Mimesis: The Representation of Reality in Western Literature —by Erich Auerback

[Note: We chose to display the cover from the French edition from the 60’s rather than the modern cover.]

Erich Auerback did one of the most extensive studies of mimesis in literature before Girard. Auerback, professor or Romance Languages at Yale University, makes a sweeping account of European literature from the Odyssey to Ulysses and includes passages from Virginia Woolf and Proust, Tacitus, Petronius, St. Augustine, St. Francis, Dante, Boccaccio, Rabelais, Montaigne, Standhal, Flaubert and Zola, among many others. His recounting of the story of Adam and Eve and the role of mimesis in original sin is particularly striking.

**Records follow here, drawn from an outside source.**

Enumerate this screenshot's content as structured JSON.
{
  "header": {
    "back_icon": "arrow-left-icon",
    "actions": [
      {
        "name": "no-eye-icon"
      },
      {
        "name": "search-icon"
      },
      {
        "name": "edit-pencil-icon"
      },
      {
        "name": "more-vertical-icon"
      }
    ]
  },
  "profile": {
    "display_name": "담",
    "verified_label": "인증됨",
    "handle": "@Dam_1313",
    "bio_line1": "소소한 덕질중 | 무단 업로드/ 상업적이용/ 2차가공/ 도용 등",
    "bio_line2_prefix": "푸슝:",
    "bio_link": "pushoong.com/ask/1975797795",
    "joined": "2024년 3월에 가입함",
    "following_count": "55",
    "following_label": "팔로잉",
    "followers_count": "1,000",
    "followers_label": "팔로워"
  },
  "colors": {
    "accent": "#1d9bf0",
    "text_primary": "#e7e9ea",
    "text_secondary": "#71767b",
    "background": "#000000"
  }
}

This work was the forerunner to Girard’s much more complex Deceit, Desire, and the Novel where he goes beyond mere representation and explores the imitation, or mimesis, of desire in the characters of important works of Western literature. Auerbach’s book focuses more on surface-level artistic imitation; Girard on the imitation of desire, around which he constructed his anthropology of the human person. Auerbach is sure to still fascinate scholars of literature, though, and his work dovetails with Girard’s mimetic theory.